(Stored items from a collection)
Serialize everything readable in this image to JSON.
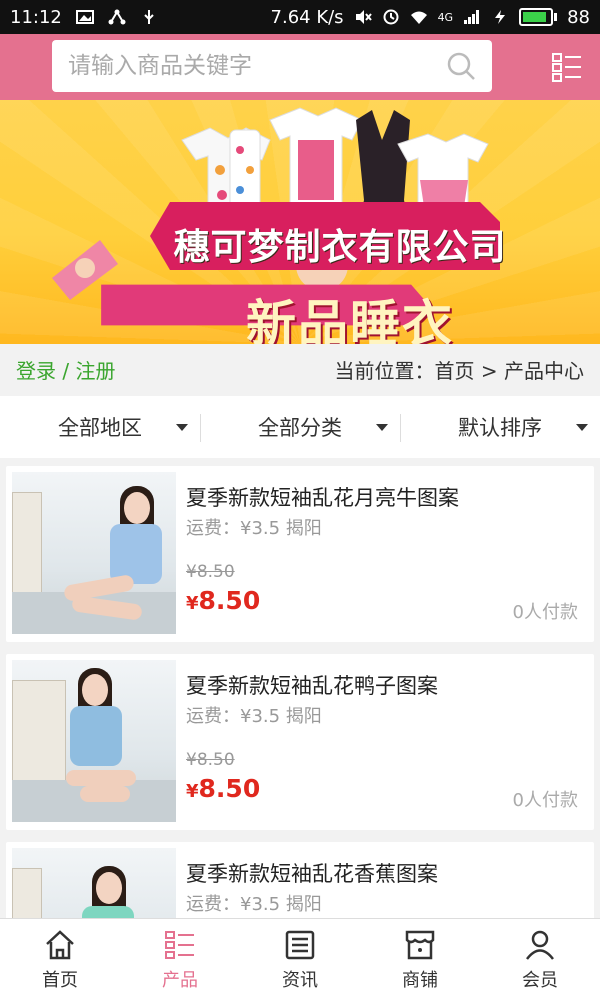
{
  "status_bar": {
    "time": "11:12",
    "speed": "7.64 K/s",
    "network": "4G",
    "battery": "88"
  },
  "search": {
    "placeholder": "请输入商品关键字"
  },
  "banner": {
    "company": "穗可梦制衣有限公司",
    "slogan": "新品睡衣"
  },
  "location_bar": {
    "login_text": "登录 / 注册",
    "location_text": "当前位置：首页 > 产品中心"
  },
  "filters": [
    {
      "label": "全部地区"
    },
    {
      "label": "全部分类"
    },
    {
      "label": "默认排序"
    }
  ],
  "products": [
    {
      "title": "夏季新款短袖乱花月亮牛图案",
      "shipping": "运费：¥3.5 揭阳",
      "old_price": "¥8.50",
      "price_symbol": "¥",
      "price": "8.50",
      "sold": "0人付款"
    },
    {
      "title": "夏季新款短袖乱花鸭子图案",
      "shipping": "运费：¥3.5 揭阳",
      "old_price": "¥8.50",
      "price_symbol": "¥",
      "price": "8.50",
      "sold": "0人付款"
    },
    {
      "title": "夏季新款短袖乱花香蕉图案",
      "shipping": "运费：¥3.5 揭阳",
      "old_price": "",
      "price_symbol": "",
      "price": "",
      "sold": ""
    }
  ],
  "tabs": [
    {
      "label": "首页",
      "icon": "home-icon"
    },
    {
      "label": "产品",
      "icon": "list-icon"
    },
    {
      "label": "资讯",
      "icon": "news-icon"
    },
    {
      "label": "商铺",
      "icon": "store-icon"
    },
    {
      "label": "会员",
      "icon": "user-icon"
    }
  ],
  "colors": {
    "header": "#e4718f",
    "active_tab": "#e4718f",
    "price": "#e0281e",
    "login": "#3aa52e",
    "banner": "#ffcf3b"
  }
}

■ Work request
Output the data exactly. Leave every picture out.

■ Result for this task
Serialize everything readable in this image to JSON.
{
  "status_bar": {
    "time": "11:12",
    "speed": "7.64 K/s",
    "network": "4G",
    "battery": "88"
  },
  "search": {
    "placeholder": "请输入商品关键字"
  },
  "banner": {
    "company": "穗可梦制衣有限公司",
    "slogan": "新品睡衣"
  },
  "location_bar": {
    "login_text": "登录 / 注册",
    "location_text": "当前位置：首页 > 产品中心"
  },
  "filters": [
    {
      "label": "全部地区"
    },
    {
      "label": "全部分类"
    },
    {
      "label": "默认排序"
    }
  ],
  "products": [
    {
      "title": "夏季新款短袖乱花月亮牛图案",
      "shipping": "运费：¥3.5 揭阳",
      "old_price": "¥8.50",
      "price_symbol": "¥",
      "price": "8.50",
      "sold": "0人付款"
    },
    {
      "title": "夏季新款短袖乱花鸭子图案",
      "shipping": "运费：¥3.5 揭阳",
      "old_price": "¥8.50",
      "price_symbol": "¥",
      "price": "8.50",
      "sold": "0人付款"
    },
    {
      "title": "夏季新款短袖乱花香蕉图案",
      "shipping": "运费：¥3.5 揭阳",
      "old_price": "",
      "price_symbol": "",
      "price": "",
      "sold": ""
    }
  ],
  "tabs": [
    {
      "label": "首页",
      "icon": "home-icon"
    },
    {
      "label": "产品",
      "icon": "list-icon"
    },
    {
      "label": "资讯",
      "icon": "news-icon"
    },
    {
      "label": "商铺",
      "icon": "store-icon"
    },
    {
      "label": "会员",
      "icon": "user-icon"
    }
  ],
  "colors": {
    "header": "#e4718f",
    "active_tab": "#e4718f",
    "price": "#e0281e",
    "login": "#3aa52e",
    "banner": "#ffcf3b"
  }
}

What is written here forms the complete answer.